First, the frontier between Italy and Austria ran through the southern Alps, linking a series of inhospitable mountain passes and offering only two areas for large-scale military activity: in the Trentino region, where the frontier bulged south into flatter territory; and along the River Isonzo, where relatively open coastal areas led on to the lost provinces. An attack in either area called for a lot of complicated and slow-burning mountain warfare, but the Trentino was the more suited to mass infantry operations. Italian Chief of Staff Cadorna, sufficiently worried by pacifist opposition to keep his plans secret from politicians and public, plumped for the tougher Isonzo option in the hope of securing the optimists’ Holy Grail, aka the port of Trieste.
In case that hurt, here’s a map, nicked off the net and removed at the drop of a complaint.
Secondly, even if the high command had chosen the more practicable route of attack, the Italian economy and military were in no fit state to carry it out. Cadorna could raise men, and he was good at rapid concentration of large forces, but the Army was desperately short of food, uniforms, ammunition, modern rifles and machine-guns. While defenders were equipped with plenty of modern artillery from Austria-Hungary’s well-developed arms industry, Italian attackers could muster a total of 700 artillery pieces, most of them antiquated relics from nineteenth-century wars. Italian air power was poorly developed, so that only its innovative Caproni heavy bomber was really fit for service in 1915, and though the well-equipped Italian Navy was modern and expensive, it never took more than a passive support role, harassing enemy supply lines and monitoring its Austrian counterpart in the Adriatic.
Finally, while the Austrian high command was content to defend the line against Italy until reinforcement was possible or German forces joined the battle, Cadorna was running on optimism, and his logistic capabilities were not matched by strategic or tactical gifts.

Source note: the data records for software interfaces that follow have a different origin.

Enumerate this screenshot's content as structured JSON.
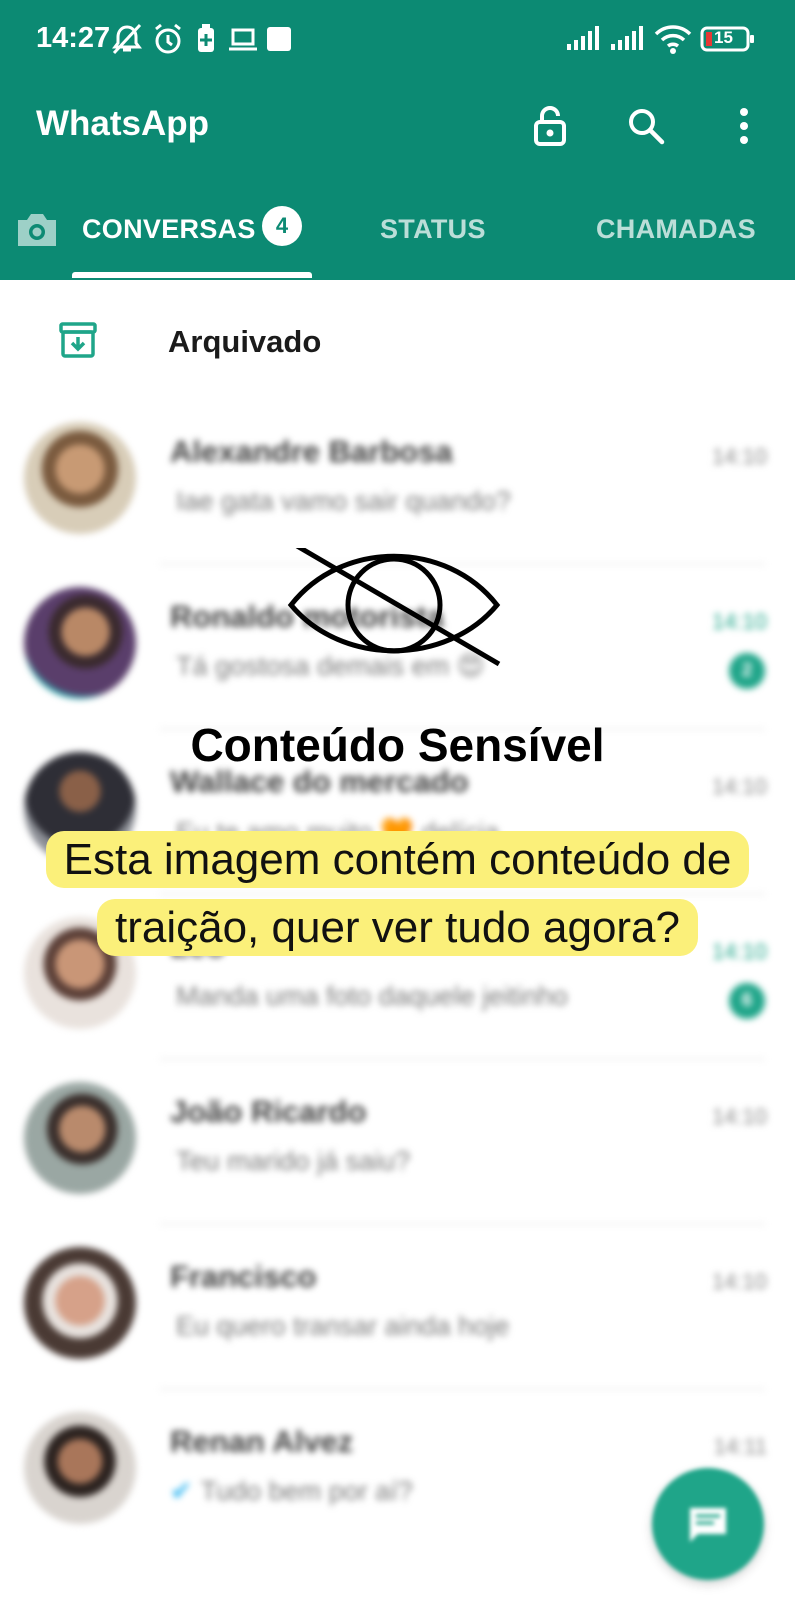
{
  "status_bar": {
    "time": "14:27",
    "battery": "15"
  },
  "header": {
    "title": "WhatsApp"
  },
  "tabs": [
    {
      "label": "CONVERSAS",
      "badge": "4"
    },
    {
      "label": "STATUS"
    },
    {
      "label": "CHAMADAS"
    }
  ],
  "archived": {
    "label": "Arquivado"
  },
  "chats": [
    {
      "name": "Alexandre Barbosa",
      "message": "Iae gata vamo sair quando?",
      "time": "14:10"
    },
    {
      "name": "Ronaldo motorista",
      "message": "Tá gostosa demais em 😍",
      "time": "14:10",
      "unread": "2"
    },
    {
      "name": "Wallace do mercado",
      "message": "Eu te amo muito 🧡 delícia",
      "time": "14:10"
    },
    {
      "name": "Léo",
      "message": "Manda uma foto daquele jeitinho",
      "time": "14:10",
      "unread": "6"
    },
    {
      "name": "João Ricardo",
      "message": "Teu marido já saiu?",
      "time": "14:10"
    },
    {
      "name": "Francisco",
      "message": "Eu quero transar ainda hoje",
      "time": "14:10"
    },
    {
      "name": "Renan Alvez",
      "message": "Tudo bem por aí?",
      "time": "14:11"
    }
  ],
  "overlay": {
    "title": "Conteúdo Sensível",
    "message": "Esta imagem contém conteúdo de traição, quer ver tudo agora?"
  },
  "colors": {
    "header": "#0c8a73",
    "accent": "#1fa589",
    "highlight": "#fbf07a"
  },
  "icons": [
    "alarm-off-icon",
    "alarm-icon",
    "battery-saver-icon",
    "laptop-icon",
    "signal-icon",
    "wifi-icon",
    "battery-icon",
    "lock-icon",
    "search-icon",
    "more-vert-icon",
    "camera-icon",
    "archive-icon",
    "eye-slash-icon",
    "new-chat-icon"
  ]
}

Having a promised a quick attack, and despite the tactical warning posted when Italian troops tried and failed to move forward from Monfalcone, he prepared to confront well-equipped, dug in defenders on high ground with a half-baked version of the anyway disastrous ‘breakthrough’ tactics preferred by Joffre in France. Massed, concentrated infantry would assault Austrian positions on the Isonzo, but they’d have to do it without the benefit of an artillery bombardment.

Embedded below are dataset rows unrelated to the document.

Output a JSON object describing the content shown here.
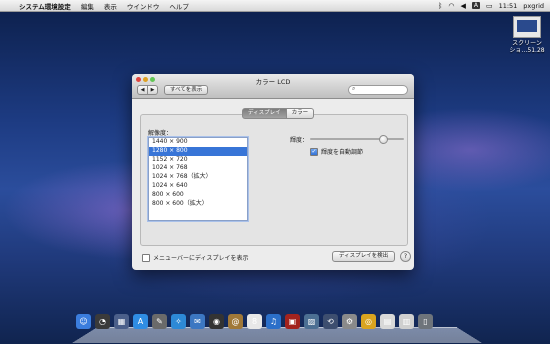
{
  "menubar": {
    "app_name": "システム環境設定",
    "items": [
      "編集",
      "表示",
      "ウインドウ",
      "ヘルプ"
    ],
    "time": "11:51",
    "user": "pxgrid",
    "input_flag": "A"
  },
  "desktop_file": {
    "line1": "スクリーン",
    "line2": "ショ…51.28"
  },
  "window": {
    "title": "カラー LCD",
    "show_all_label": "すべてを表示",
    "search_placeholder": "",
    "tabs": [
      "ディスプレイ",
      "カラー"
    ],
    "resolution_label": "解像度：",
    "resolutions": [
      "1440 × 900",
      "1280 × 800",
      "1152 × 720",
      "1024 × 768",
      "1024 × 768（拡大）",
      "1024 × 640",
      "800 × 600",
      "800 × 600（拡大）"
    ],
    "selected_resolution": 1,
    "brightness_label": "輝度：",
    "brightness_value": 0.78,
    "auto_brightness_label": "輝度を自動調節",
    "auto_brightness_checked": true,
    "menubar_option_label": "メニューバーにディスプレイを表示",
    "menubar_option_checked": false,
    "detect_button_label": "ディスプレイを検出",
    "help_label": "?"
  },
  "dock": {
    "icons": [
      {
        "name": "finder-icon",
        "color": "#3b7ddd",
        "glyph": "☺"
      },
      {
        "name": "dashboard-icon",
        "color": "#3a3a3a",
        "glyph": "◔"
      },
      {
        "name": "mission-control-icon",
        "color": "#4b5f8a",
        "glyph": "▦"
      },
      {
        "name": "app-store-icon",
        "color": "#2f8de4",
        "glyph": "A"
      },
      {
        "name": "preview-icon",
        "color": "#6a6a6a",
        "glyph": "✎"
      },
      {
        "name": "safari-icon",
        "color": "#2d89d6",
        "glyph": "✧"
      },
      {
        "name": "mail-icon",
        "color": "#3c77c2",
        "glyph": "✉"
      },
      {
        "name": "facetime-icon",
        "color": "#333",
        "glyph": "◉"
      },
      {
        "name": "address-book-icon",
        "color": "#a07838",
        "glyph": "@"
      },
      {
        "name": "ical-icon",
        "color": "#e8e8e8",
        "glyph": "8"
      },
      {
        "name": "itunes-icon",
        "color": "#2b6fc9",
        "glyph": "♫"
      },
      {
        "name": "photo-booth-icon",
        "color": "#a3231e",
        "glyph": "▣"
      },
      {
        "name": "iphoto-icon",
        "color": "#4c6f93",
        "glyph": "▨"
      },
      {
        "name": "time-machine-icon",
        "color": "#3d4e6f",
        "glyph": "⟲"
      },
      {
        "name": "system-preferences-icon",
        "color": "#8a8a8a",
        "glyph": "⚙"
      },
      {
        "name": "chrome-icon",
        "color": "#d9a41f",
        "glyph": "◎"
      },
      {
        "name": "documents-icon",
        "color": "#d8d8d8",
        "glyph": "▤"
      },
      {
        "name": "downloads-icon",
        "color": "#cfcfcf",
        "glyph": "▥"
      },
      {
        "name": "trash-icon",
        "color": "#6e747b",
        "glyph": "▯"
      }
    ]
  }
}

With commendable dispatch, Cadorna would be ready to launch his attack on 23 June. It would fail, as would ten more offensives at the Isonzo before the autumn of 1917, when an Austro-German counterattack forced a temporary Italian collapse. Elsewhere the frontier soon settled into the pattern of stagnant, claustrophobic trench warfare already established on the Western and Gallipoli Fronts, punctuated in 1916 by a single, limited Austrian offensive in the Trentino.

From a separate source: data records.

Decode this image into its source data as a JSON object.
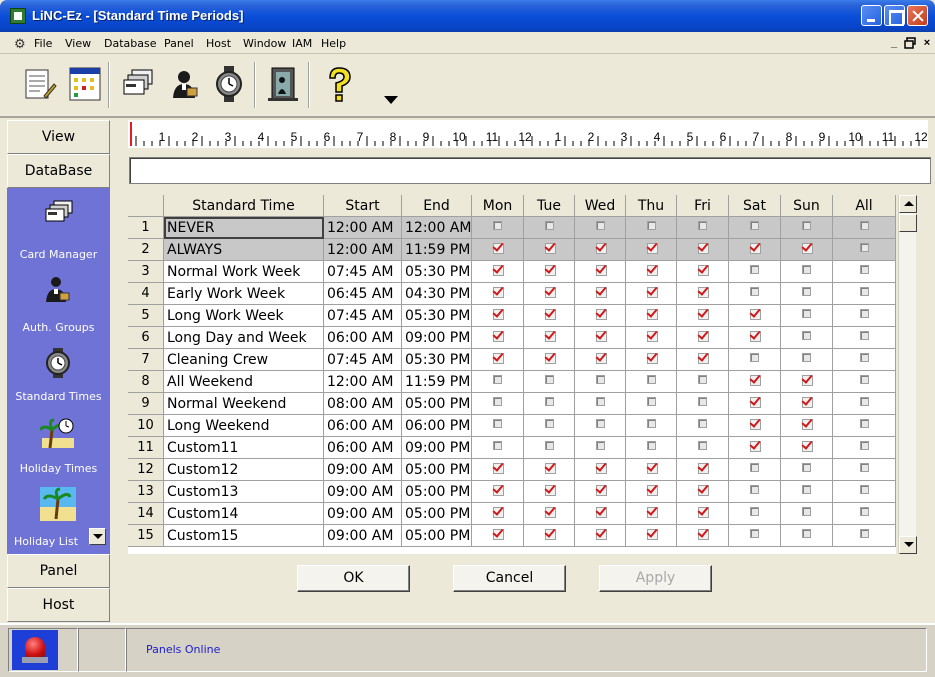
{
  "window": {
    "title": "LiNC-Ez - [Standard Time Periods]"
  },
  "menu": {
    "items": [
      "File",
      "View",
      "Database",
      "Panel",
      "Host",
      "Window",
      "IAM",
      "Help"
    ],
    "mdi_buttons": [
      "_",
      "ð",
      "×"
    ]
  },
  "toolbar": {
    "icons": [
      "notepad-icon",
      "calendar-icon",
      "card-stack-icon",
      "user-icon",
      "clock-icon",
      "door-icon",
      "help-icon"
    ]
  },
  "sidebar": {
    "view_label": "View",
    "database_label": "DataBase",
    "panel_label": "Panel",
    "host_label": "Host",
    "items": [
      {
        "label": "Card Manager",
        "icon": "card-stack-icon"
      },
      {
        "label": "Auth. Groups",
        "icon": "user-icon"
      },
      {
        "label": "Standard Times",
        "icon": "clock-icon"
      },
      {
        "label": "Holiday Times",
        "icon": "holiday-clock-icon"
      },
      {
        "label": "Holiday List",
        "icon": "palm-tree-icon"
      }
    ]
  },
  "ruler": {
    "labels": [
      "1",
      "2",
      "3",
      "4",
      "5",
      "6",
      "7",
      "8",
      "9",
      "10",
      "11",
      "12",
      "1",
      "2",
      "3",
      "4",
      "5",
      "6",
      "7",
      "8",
      "9",
      "10",
      "11",
      "12"
    ]
  },
  "table": {
    "columns": [
      "Standard Time",
      "Start",
      "End",
      "Mon",
      "Tue",
      "Wed",
      "Thu",
      "Fri",
      "Sat",
      "Sun",
      "All"
    ],
    "rows": [
      {
        "num": "1",
        "name": "NEVER",
        "start": "12:00 AM",
        "end": "12:00 AM",
        "days": [
          0,
          0,
          0,
          0,
          0,
          0,
          0,
          0
        ]
      },
      {
        "num": "2",
        "name": "ALWAYS",
        "start": "12:00 AM",
        "end": "11:59 PM",
        "days": [
          1,
          1,
          1,
          1,
          1,
          1,
          1,
          0
        ]
      },
      {
        "num": "3",
        "name": "Normal Work Week",
        "start": "07:45 AM",
        "end": "05:30 PM",
        "days": [
          1,
          1,
          1,
          1,
          1,
          0,
          0,
          0
        ]
      },
      {
        "num": "4",
        "name": "Early Work Week",
        "start": "06:45 AM",
        "end": "04:30 PM",
        "days": [
          1,
          1,
          1,
          1,
          1,
          0,
          0,
          0
        ]
      },
      {
        "num": "5",
        "name": "Long Work Week",
        "start": "07:45 AM",
        "end": "05:30 PM",
        "days": [
          1,
          1,
          1,
          1,
          1,
          1,
          0,
          0
        ]
      },
      {
        "num": "6",
        "name": "Long Day and Week",
        "start": "06:00 AM",
        "end": "09:00 PM",
        "days": [
          1,
          1,
          1,
          1,
          1,
          1,
          0,
          0
        ]
      },
      {
        "num": "7",
        "name": "Cleaning Crew",
        "start": "07:45 AM",
        "end": "05:30 PM",
        "days": [
          1,
          1,
          1,
          1,
          1,
          0,
          0,
          0
        ]
      },
      {
        "num": "8",
        "name": "All Weekend",
        "start": "12:00 AM",
        "end": "11:59 PM",
        "days": [
          0,
          0,
          0,
          0,
          0,
          1,
          1,
          0
        ]
      },
      {
        "num": "9",
        "name": "Normal Weekend",
        "start": "08:00 AM",
        "end": "05:00 PM",
        "days": [
          0,
          0,
          0,
          0,
          0,
          1,
          1,
          0
        ]
      },
      {
        "num": "10",
        "name": "Long Weekend",
        "start": "06:00 AM",
        "end": "06:00 PM",
        "days": [
          0,
          0,
          0,
          0,
          0,
          1,
          1,
          0
        ]
      },
      {
        "num": "11",
        "name": "Custom11",
        "start": "06:00 AM",
        "end": "09:00 PM",
        "days": [
          0,
          0,
          0,
          0,
          0,
          1,
          1,
          0
        ]
      },
      {
        "num": "12",
        "name": "Custom12",
        "start": "09:00 AM",
        "end": "05:00 PM",
        "days": [
          1,
          1,
          1,
          1,
          1,
          0,
          0,
          0
        ]
      },
      {
        "num": "13",
        "name": "Custom13",
        "start": "09:00 AM",
        "end": "05:00 PM",
        "days": [
          1,
          1,
          1,
          1,
          1,
          0,
          0,
          0
        ]
      },
      {
        "num": "14",
        "name": "Custom14",
        "start": "09:00 AM",
        "end": "05:00 PM",
        "days": [
          1,
          1,
          1,
          1,
          1,
          0,
          0,
          0
        ]
      },
      {
        "num": "15",
        "name": "Custom15",
        "start": "09:00 AM",
        "end": "05:00 PM",
        "days": [
          1,
          1,
          1,
          1,
          1,
          0,
          0,
          0
        ]
      }
    ]
  },
  "buttons": {
    "ok": "OK",
    "cancel": "Cancel",
    "apply": "Apply"
  },
  "status": {
    "text": "Panels Online"
  },
  "colors": {
    "titlebar": "#0a4fd9",
    "sidebar_panel": "#6f73d5",
    "check": "#d01818",
    "status_text": "#1c1cd0"
  }
}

In the end, a battlefront that was ill-suited to decisive military success, contested by one empire being bled to death on other fronts and one young nation that was economically, socially and psychologically ill-equipped for the fight, would cost both sides hundreds of thousands of men and do both a lot more harm than good. The fight was part of the process that killed off the Austrian Empire, and though Austrian disintegration eventually enabled Italy to seize the territories it craved, the country had by then been dragged to a level of civilian hardship, social unrest, regional separatism and political instability that left the door wide open for Mussolini’s tabloid solutions.
By way of justifying the existence of this catastrophic episode, it is often claimed that the campaign in Italy helped Britain and France by distracting enemy resources from the Western Front. Even that apology for an excuse doesn’t hold much water, given that Austria barely contributed to the war in France, that Germany didn’t commit troops to Italy until 1917 and that the War in the west went on for another three and a half years after the first Italian offensive. Whichever way look at it, the Italian Front was just one bad idea after another.